Potential for Collaboration
Biochemists, Chemists, and Epidemiologists
Significant gaps exist in understanding the mechanism of action of many pollutants, pharmacological agents, and novel therapies. We are interested in collaborating on projects that seek to better understand mechanisms of action of novel investigational drugs and understudied pollutants. We believe these partnerships will not only improve our own research, but will contribute to the overall mission of improving human health and reducing disease.
Pharmacologists and Clinicians

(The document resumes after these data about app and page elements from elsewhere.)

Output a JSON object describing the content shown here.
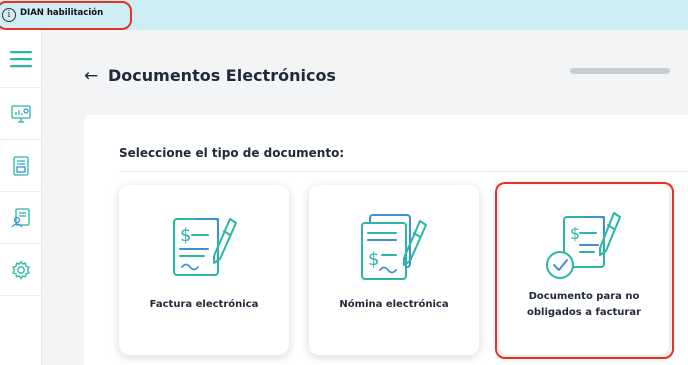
{
  "topbar": {
    "info_icon": "i",
    "environment_label": "DIAN habilitación"
  },
  "sidebar": {
    "items": [
      {
        "name": "menu",
        "icon": "hamburger-icon"
      },
      {
        "name": "dashboard",
        "icon": "monitor-chart-icon"
      },
      {
        "name": "documents",
        "icon": "document-list-icon"
      },
      {
        "name": "reports",
        "icon": "report-person-icon"
      },
      {
        "name": "settings",
        "icon": "gear-icon"
      }
    ]
  },
  "header": {
    "back_icon": "←",
    "title": "Documentos Electrónicos"
  },
  "content": {
    "subtitle": "Seleccione el tipo de documento:",
    "cards": [
      {
        "label": "Factura electrónica",
        "icon": "invoice-pen-icon"
      },
      {
        "label": "Nómina electrónica",
        "icon": "payroll-pen-icon"
      },
      {
        "label": "Documento para no obligados a facturar",
        "icon": "document-check-pen-icon"
      }
    ]
  },
  "colors": {
    "accent_teal": "#2bb5a7",
    "accent_blue": "#3f8fd6",
    "highlight": "#e53223",
    "topbar_bg": "#cfedf4"
  }
}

Naturally derived compounds, such as in foods we eat or from the microbiome, as well as certain pharmaceuticals, act through the AHR to modify immune responses. This discovery means that it may be possible to develop more effective and less toxic immunotherapies to help fight infections, or to treat allergic and autoimmune diseases. However, relevant models and studies must be completed to understand their mechanism of action, in order to ensure the greatest pharmacological benefit is obtained. We welcome partnership with pharmacologists and clinicians to the enhance and improve the development of potential immune treatments that harness the AHR to prevent or treat diseases and disorders.
Toxicologists and Environmental Health Scientists

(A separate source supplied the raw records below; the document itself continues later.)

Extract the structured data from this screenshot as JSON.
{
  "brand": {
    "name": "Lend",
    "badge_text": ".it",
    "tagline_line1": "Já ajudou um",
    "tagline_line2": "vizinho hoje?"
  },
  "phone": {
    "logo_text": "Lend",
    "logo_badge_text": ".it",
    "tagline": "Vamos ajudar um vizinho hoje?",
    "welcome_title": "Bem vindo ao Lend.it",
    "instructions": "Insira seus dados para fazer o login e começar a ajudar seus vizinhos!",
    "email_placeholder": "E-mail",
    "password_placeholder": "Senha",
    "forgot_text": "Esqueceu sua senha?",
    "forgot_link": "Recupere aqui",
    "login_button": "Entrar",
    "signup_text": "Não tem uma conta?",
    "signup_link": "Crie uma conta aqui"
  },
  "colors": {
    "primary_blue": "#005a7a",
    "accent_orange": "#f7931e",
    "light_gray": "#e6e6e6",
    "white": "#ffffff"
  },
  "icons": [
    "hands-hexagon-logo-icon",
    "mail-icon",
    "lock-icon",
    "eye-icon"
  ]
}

Immunotoxicology is a sub-discipline of toxicology that determines how occupational, environmental or therapeutic exposures to chemical and biological agents affect the development and function of the immune system. Immunotoxicity can manifest in enhanced or depressed functions, which can contribute to a range of diseases and disorders, including adverse drug reactions, side effects of medicines, as well as enhanced risk or severity allergic and autoimmune diseases, poorer defenses against pathogens, and reduced ability to fight cancer. We welcome collaboration with toxicologists and environmental health researchers who wish to examine immunotoxicological effects of exposures.